A second device on some Ford vehicles underneath the hood, which may retain crash related data temporarily.
The device mounted on the seat belt which retracts the belt in the event of a collision to further restrain the occupant. These devices may have mechanical, pyrotechnic or electric trigger mechanisms.
PDOF (Principle Direction of Force)
The direction from which the impacting force was applied to the vehicle.
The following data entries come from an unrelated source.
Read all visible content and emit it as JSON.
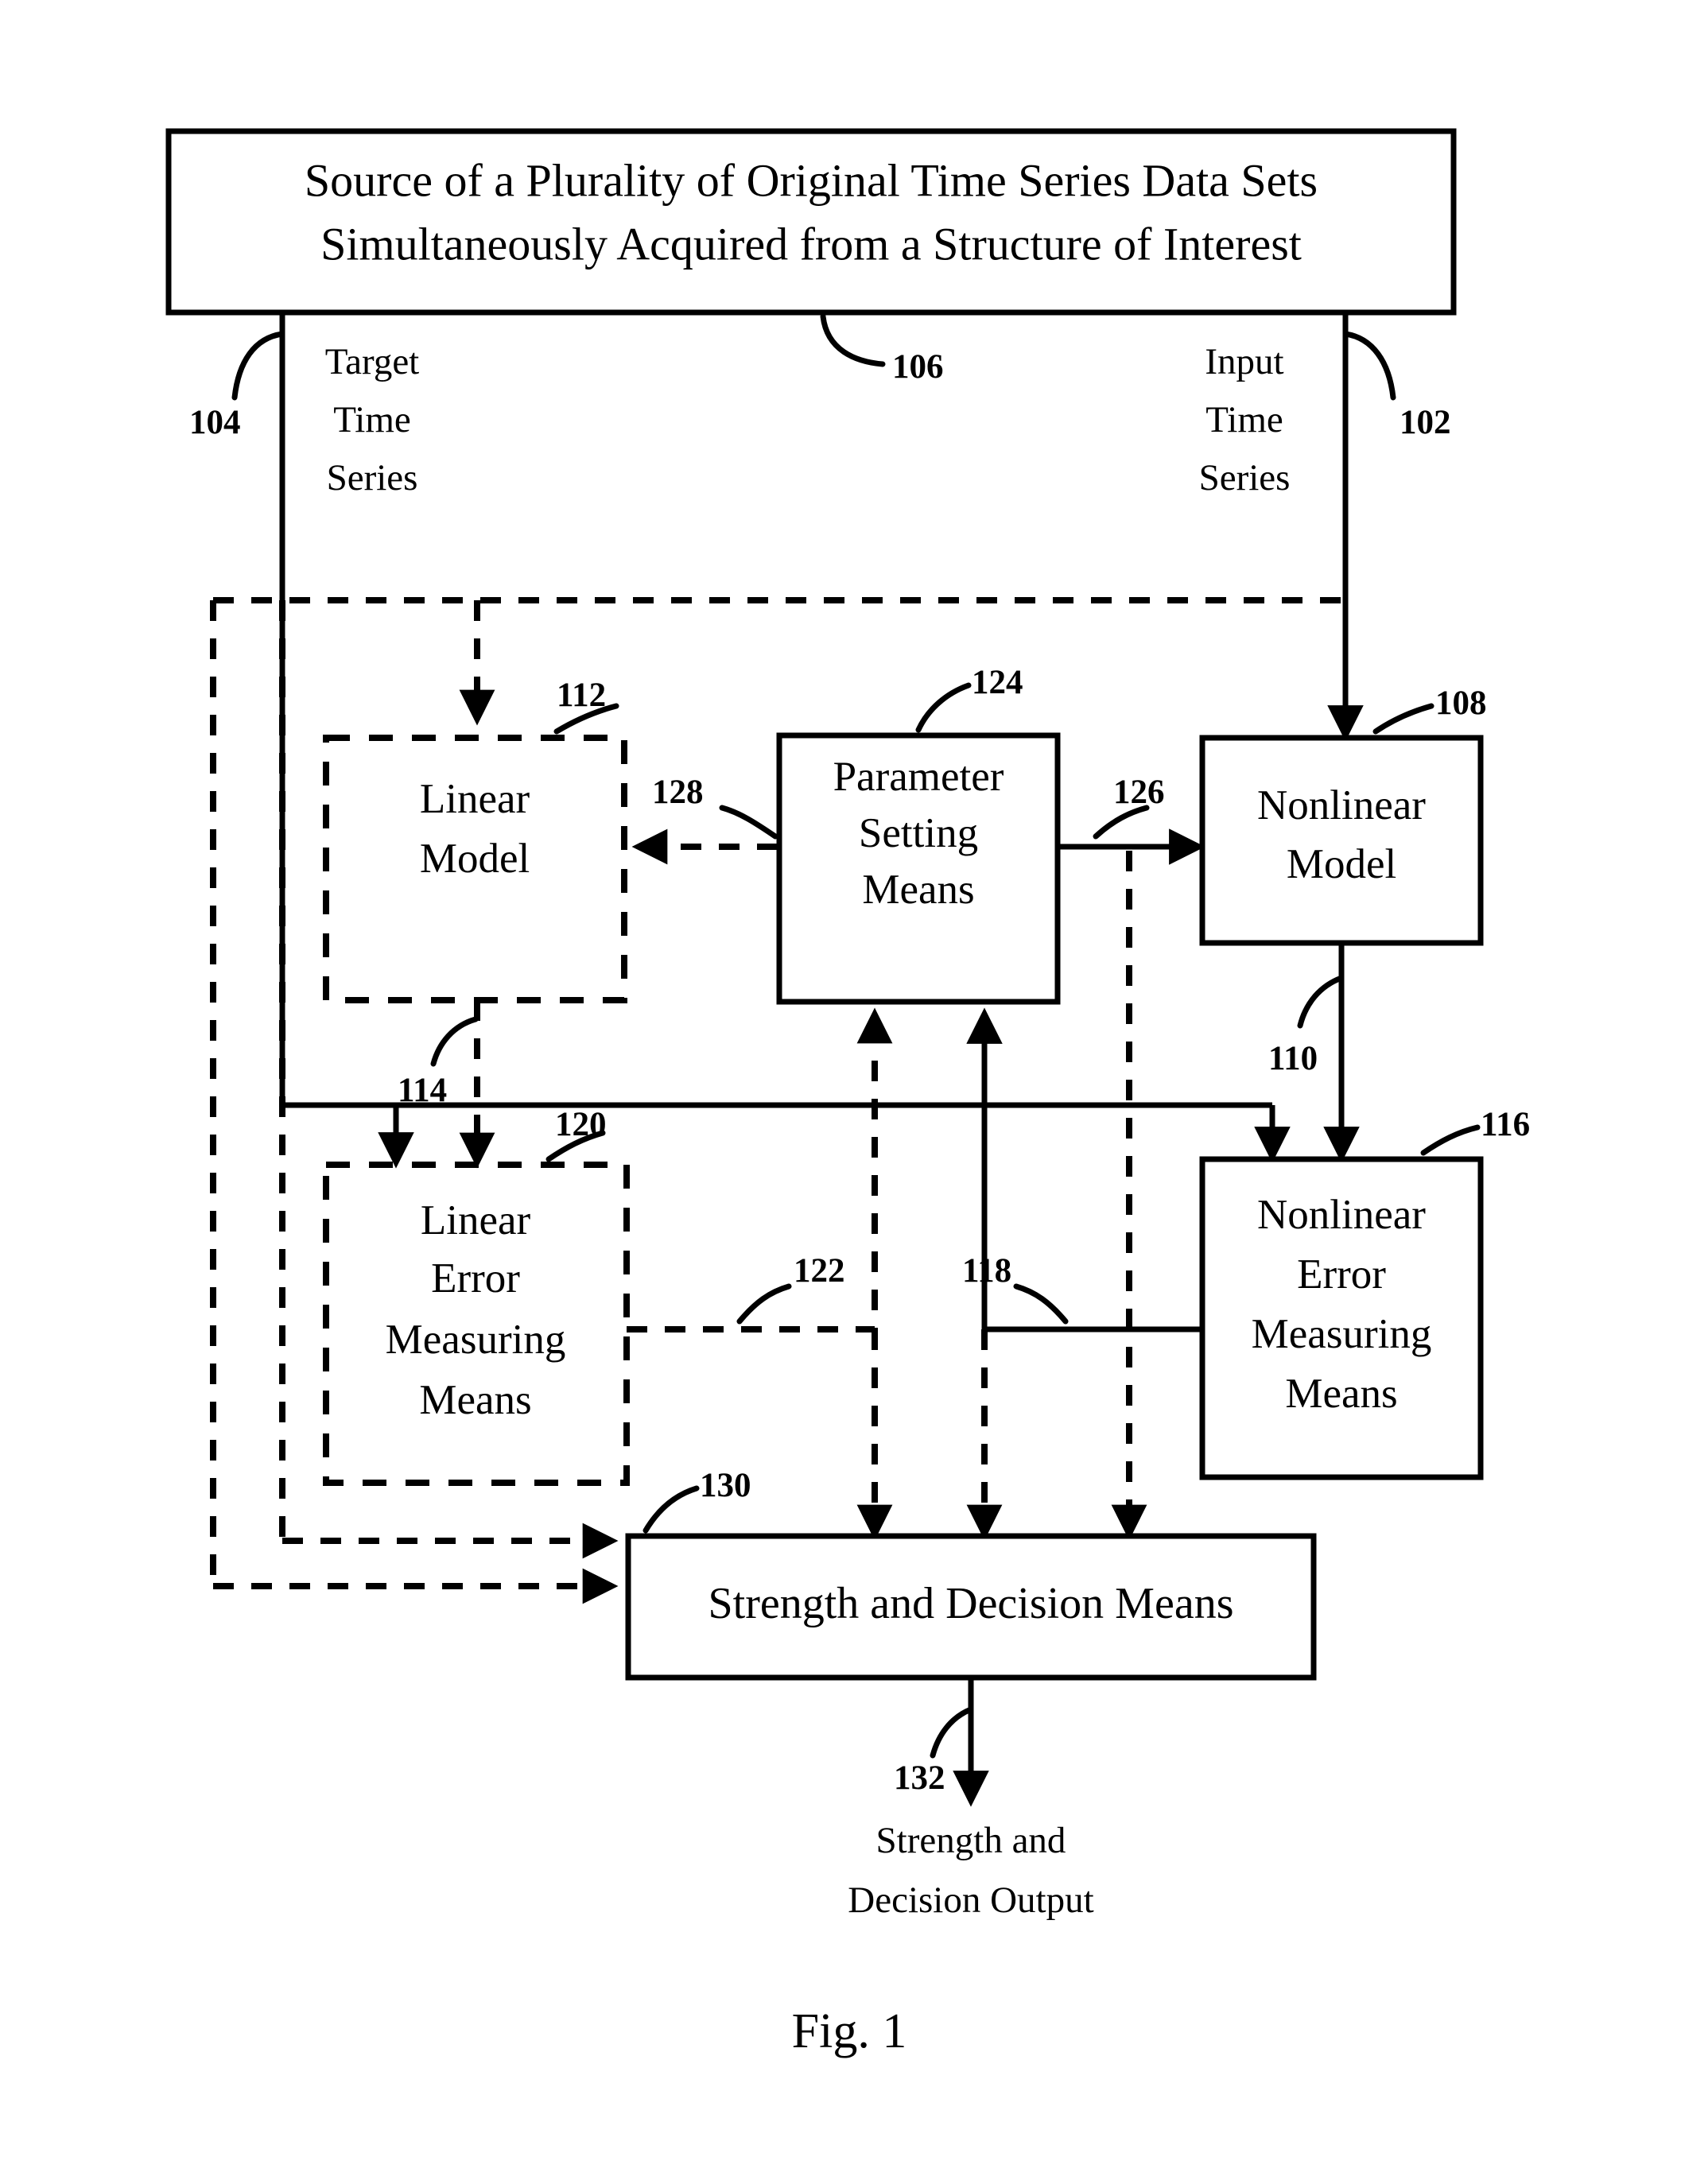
{
  "figure": {
    "caption": "Fig. 1",
    "source_box": {
      "line1": "Source of a Plurality of Original Time Series Data Sets",
      "line2": "Simultaneously Acquired from a Structure of Interest",
      "ref": "106"
    },
    "flows": {
      "target_time_series": {
        "line1": "Target",
        "line2": "Time",
        "line3": "Series",
        "ref": "104"
      },
      "input_time_series": {
        "line1": "Input",
        "line2": "Time",
        "line3": "Series",
        "ref": "102"
      },
      "output": {
        "line1": "Strength and",
        "line2": "Decision Output",
        "ref": "132"
      }
    },
    "blocks": {
      "linear_model": {
        "line1": "Linear",
        "line2": "Model",
        "ref": "112",
        "style": "dashed"
      },
      "parameter_setting_means": {
        "line1": "Parameter",
        "line2": "Setting",
        "line3": "Means",
        "ref": "124",
        "style": "solid"
      },
      "nonlinear_model": {
        "line1": "Nonlinear",
        "line2": "Model",
        "ref": "108",
        "style": "solid"
      },
      "linear_error_measuring_means": {
        "line1": "Linear",
        "line2": "Error",
        "line3": "Measuring",
        "line4": "Means",
        "ref": "120",
        "style": "dashed"
      },
      "nonlinear_error_measuring_means": {
        "line1": "Nonlinear",
        "line2": "Error",
        "line3": "Measuring",
        "line4": "Means",
        "ref": "116",
        "style": "solid"
      },
      "strength_and_decision_means": {
        "line1": "Strength and Decision Means",
        "ref": "130",
        "style": "solid"
      }
    },
    "connector_refs": {
      "linear_model_output": "114",
      "nonlinear_model_output": "110",
      "nonlinear_error_output": "118",
      "linear_error_output": "122",
      "param_to_nonlinear": "126",
      "param_to_linear": "128"
    }
  }
}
Usually can be determined by a damage analysis, in other words, documenting a part’s original location versus its location after impact.
RCM Restraint Control Module
Ford’s version of an air-bag module or crash data recorder.
Rear End Protection Bar
The device mounted to the rear of commercial trailers as required by Federal Motor Carrier Safety Regulation 393.86
Reflective Conspicuity Tape
The red and white reflective tape required to be attached to certain areas of a commercial trailer by Federal Motor Carrier Safety Regulation 393.11
SDM-Sensing Diagnostic Module
The air bag module or “Black-Box” in vehicles, often capable of storing crash related data.
Post collision analysis may be able to confirm usage.
Part of the air
Braking system of a commercial vehicle’s which uses pressurized air to compress or decompress a spring and allow for braking a vehicle.
A deformation in the steering wheel could suggest or confirm seatbelts were not being used.
Always note tire condition, size and tread depth and any abnormal wear indications along the tread.
Trailer Ball Hitch
The device on which a non-commercial trailer connects to a hauling vehicle such as a pickup. Once trailer is connected, should be a securing lock to keep the two connected and always check for emergency chains.
Tire Tread Depth Gauge
A small gauge capable of measuring tire tread usually to the 1/32”.
The plate mounted in a vehicle which contains manufacturer’s data including Vin and usually manufacturer month/year.